Colette patterns’ latest design changed my mind and encouraged me to try working with jersey and I have to say, I was more than pleased with the results.
I would add that having my own overlocker and array of stretch and twin needles really helped.
The Moneta pattern, as with all of the Colette patterns that I have used so far, is beautifully designed and easy to follow. It was my first experience of buying a paper pattern from Colette. I have previously opted for the downloadable PDFs, for ease and convenience, but having recently found a UK stockist and I don’t think I will be going back. Apart from not having to print out and construct the huge jigsaw puzzle from the PDF, the physical patterns are just beautiful. They come with a gorgeous booklet, with the pattern pieces tucked into the back pocket.

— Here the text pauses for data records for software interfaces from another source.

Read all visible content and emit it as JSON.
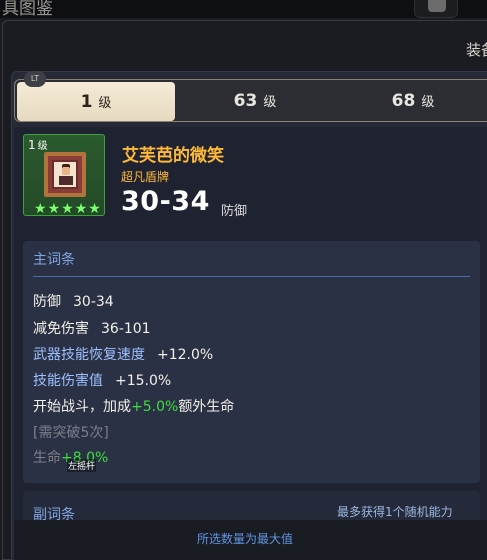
{
  "topbar": {
    "title": "具图鉴"
  },
  "panel": {
    "title": "装备"
  },
  "tabs_badge": "LT",
  "tabs": [
    {
      "value": "1",
      "unit": "级"
    },
    {
      "value": "63",
      "unit": "级"
    },
    {
      "value": "68",
      "unit": "级"
    }
  ],
  "item": {
    "level_value": "1",
    "level_unit": "级",
    "name": "艾芙芭的微笑",
    "type": "超凡盾牌",
    "stat_value": "30-34",
    "stat_label": "防御",
    "stars": 5
  },
  "main_stats": {
    "header": "主词条",
    "lines": [
      {
        "label": "防御",
        "value": "30-34"
      },
      {
        "label": "减免伤害",
        "value": "36-101"
      },
      {
        "label": "武器技能恢复速度",
        "value": "+12.0%"
      },
      {
        "label": "技能伤害值",
        "value": "+15.0%"
      }
    ],
    "special": {
      "prefix": "开始战斗，加成",
      "highlight": "+5.0%",
      "suffix": "额外生命"
    },
    "requirement": "[需突破5次]",
    "life": {
      "label": "生命",
      "value": "+8.0%"
    }
  },
  "tooltip": "左摇杆",
  "sub_stats": {
    "header": "副词条",
    "note": "最多获得1个随机能力"
  },
  "footer": {
    "text": "所选数量为最大值"
  },
  "colors": {
    "legendary": "#ffba39",
    "stat_blue": "#9cc0ff",
    "bonus_green": "#3cdf3c",
    "header_blue": "#7fa6e4"
  }
}
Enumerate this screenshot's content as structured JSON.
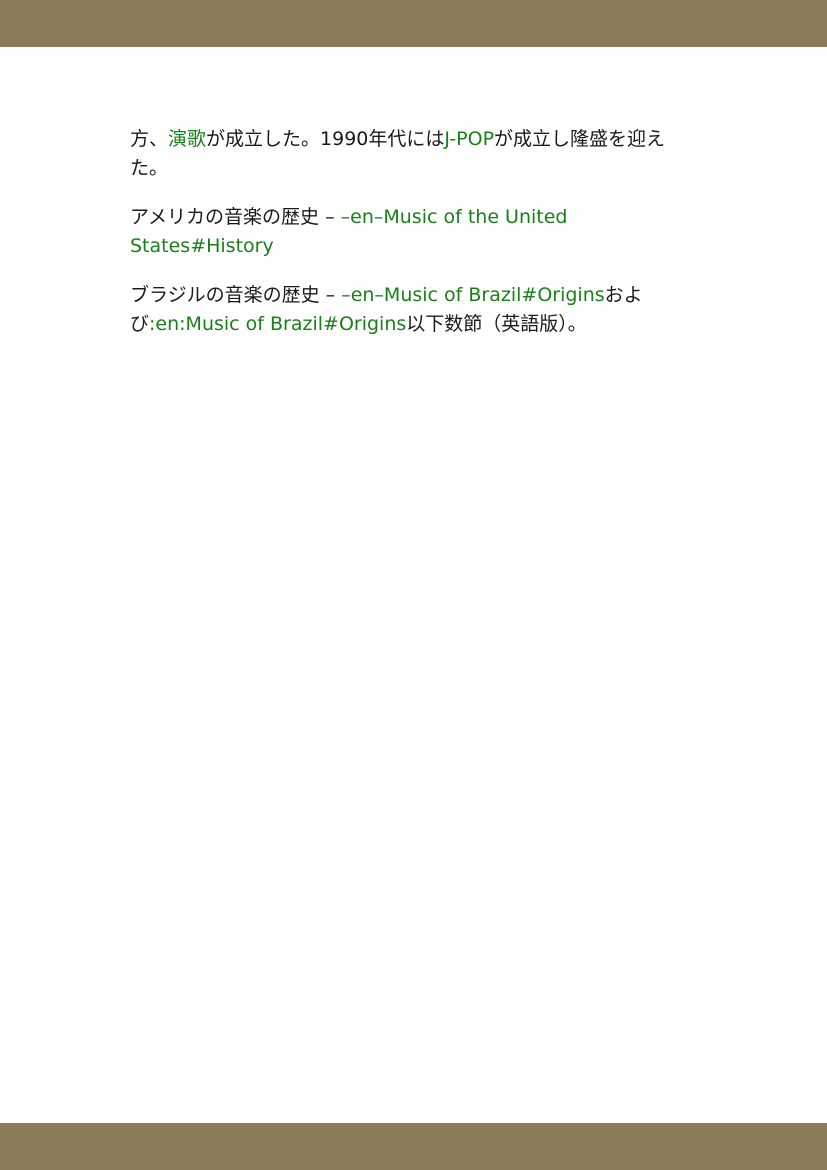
{
  "colors": {
    "band": "#8b7d5a",
    "link": "#1a7f1a",
    "text": "#1a1a1a"
  },
  "paragraphs": [
    {
      "segments": [
        {
          "text": "方、",
          "link": false
        },
        {
          "text": "演歌",
          "link": true
        },
        {
          "text": "が成立した。1990年代には",
          "link": false
        },
        {
          "text": "J-POP",
          "link": true
        },
        {
          "text": "が成立し隆盛を迎えた。",
          "link": false
        }
      ]
    },
    {
      "segments": [
        {
          "text": "アメリカの音楽の歴史 – ",
          "link": false
        },
        {
          "text": "–en–Music of the United States#History",
          "link": true
        }
      ]
    },
    {
      "segments": [
        {
          "text": "ブラジルの音楽の歴史 – ",
          "link": false
        },
        {
          "text": "–en–Music of Brazil#Origins",
          "link": true
        },
        {
          "text": "および",
          "link": false
        },
        {
          "text": ":en:Music of Brazil#Origins",
          "link": true
        },
        {
          "text": "以下数節（英語版）。",
          "link": false
        }
      ]
    }
  ]
}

I had some teal medium weight jersey in my fabric stash and decided the dress would look great in that. I opted for the longer sleeve dress as am blessed with the joys of air conditioning at work!
The teal jersey was actually quite stable and easy to work with so cutting out the pattern pieces was no problem, once the cat was out of the way! I did try, once again, to use my rotary cutter and mat but I am just not a fan – I much prefer the pinning and cutting method. I can’t seem to get a smooth cut with the rotary blade and always end up going over and over the same area and having to cut bits with scissors eventually. It also doesn’t help that I am left handed and my cutter is right handed so I can’t see the blade properly. So until I buy a left handed version, shears it is!
The pattern was very easy to use and I had the bodice made in no time. I made a schoolgirl error when it came to inserting the pockets into the skirt though. I didn’t overlock the pieces separately first and waited until the pockets were in, leading to me cutting a slight chunk out of one of pockets with the serger blade. Not a massive drama as it wasn’t on the skirt side and was easily fixed with some darning.
Next came the challenge of inserting the elastic into the waistband. I have to say, this part was really tricky at first and I did have to consult my sewing books, youtube and google before I got it right.
I couldn’t get the fabric and elastic to move through the machine at first, leading to a clump of stitches on top of each other and lots of time with the seam ripper! I then decided to use the overlocker and see if that helped – it did not! I ended up cutting into the top of the skirt by nearly a centimetre
After the initial horror of having ruined my dress died down, I realised I could just take off a centimetre from the top of the entire skirt and reduce the hem slightly.
Phew, crisis averted! So, after three unsuccessful attempts and lots of unpicking and ruined elastic, I finally found the technique to use. I hand-sewed the elastic into the waistband at eight even points and then after securing the first couple of stitches under the machine, you need to hold the back of the fabric (behind the needle) as well as holding the first hand-sewn point and stretch out the elastic and fabric so that it lays flat and fits into the skirt. Hold tight and don’t let go and sew slowly. You really need to guide/pull the fabric through from the other side of the machine.
This video tutorial helped me immensely from FashionSewingBlogTV.
Once that was done, it was all plain sailing for the rest of the dress.
I love the fact that each new sewing project teaches me new skills to use.
Things I have learned from this project:
Since getting some great feedback on the dress, I then decided to make it again with some beautiful dove grey lighter-weight jersey that I bought online from Guthrie Ghani. It was much easier to make the second time round and I whizzed through inserting the elastic like a dream.